    Since time immemorial, Mexicans have argued that were it not for U.S. demand for illicit substances, Mexico would have a manageable drug problem. More recently, we have also contended that absent the U.S.'s laxity on arms sales and its tolerance for the possession of extraordinarily dangerous weapons, the violence in our country would not be what it has become. Lately our leaders have added a new gripe: Americans are hypocrites because they support prohibitionist and costly drug-enforcement policies — yet, through the specious fallacy of medical marijuana, are legalizing drugs without saying so.

  15. Breaking the Taboo: A Global Drug War Film

    24 June 2011
    Other news

    "If you can't control drugs in a maximum security prison, then how can you control drugs in a free society?" Those are my words that close Breaking theTaboo, a poignant new film about the global drug war. Breaking the Taboo is a stark and honest portrayal of the global war on drugs and its failure to resolve the many issues that derive from prohibition. The main character of the film is the former President of Brazil Fernando Henrique Cardoso.

  16. 4 Hopeful Signs in the Fight Against Disastrous Drug War, Including a New Bill to End Federal Pot Prohibition

    Sarah Seltzer
    23 June 2011
    Other news

    It's been forty years since President Nixon declared a "war on drugs." And we're not winning. In local communities, Black and Latino men are being singled out unfairly and fed into the prison system for minor drug offenses; in Mexico, an unspeakably brutal drug war continues with no signs of cessation; sick people continue to be denied legal access to medical marijuana that could ease their pain. But there are signs that things are changing.

  17. The Drug War Must End: More Evidence from Thailand

    Kathleen Kingsbury
    21 June 2011
    Article

    Only weeks after the Global Commission on Drug Policy called for the end of the drug war, new video testimony from Thailand reinforces why this is a necessary step to ensuring public health.

  18. Fear and loathing surrounds decriminalisation

    18 June 2011
    Other news

    "The war on drugs has failed," said a recent report compiled by the Global Commission on Drug Policy, which comprised a former UN secretary-general, former presidents of Mexico, Colombia and Brazil, a former US Secretary of State and a host of public intellectuals, human rights activists and politicians.

  19. Four Decades Later, It's Time to Scrap the Dead-End Drug War

    Tim Padgett
    17 June 2011
    Other news

    I recently returned from the desert city of Durango, Mexico, where forensic officials are still trying to identify some 240 corpses discovered this year in mass graves. More than 200 other bodies have been found in similar fosas across northern Mexico. All were victims, many of them innocent victims, of the drug-trafficking violence whose barbarity seems bottomless. But it's fueled in large part by the just as endless American appetite for illegal drugs – which itself is due in no small part to the fact that our anti-drug policies are so narrow-mindedly focused on battling supply instead of reducing demand.
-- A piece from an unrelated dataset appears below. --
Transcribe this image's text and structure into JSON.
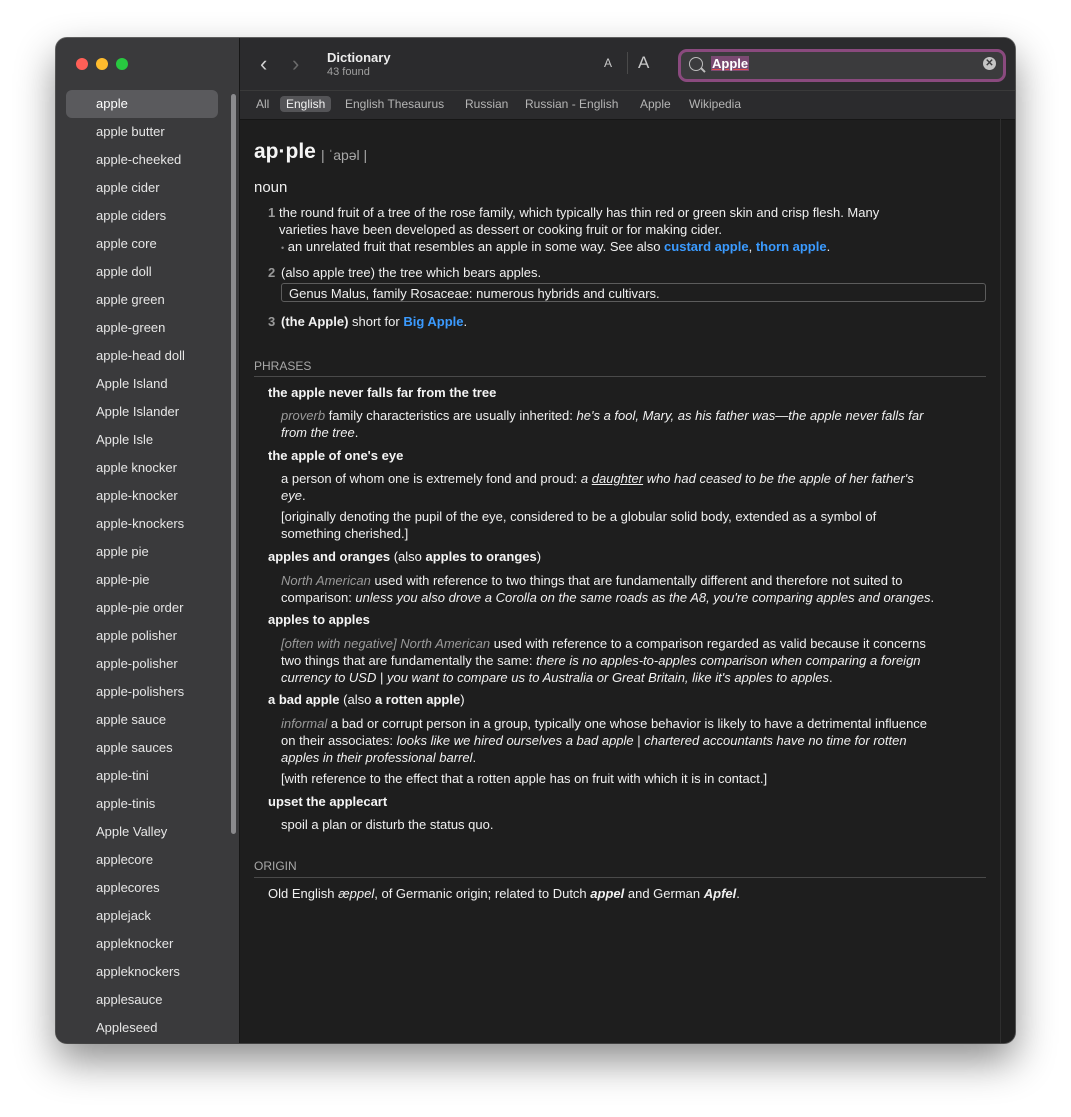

  20. Call Off the Global Drug War

    Jimmy Carter
    16 June 2011
    Other news

    In an extraordinary new initiative announced earlier this month, the Global Commission on Drug Policy has made some courageous and profoundly important recommendations in a report on how to bring more effective control over the illicit drug trade. They probably won’t turn to the United States for advice. Drug policies here are more punitive and counterproductive than in other democracies, and have brought about an explosion in prison populations.

Pages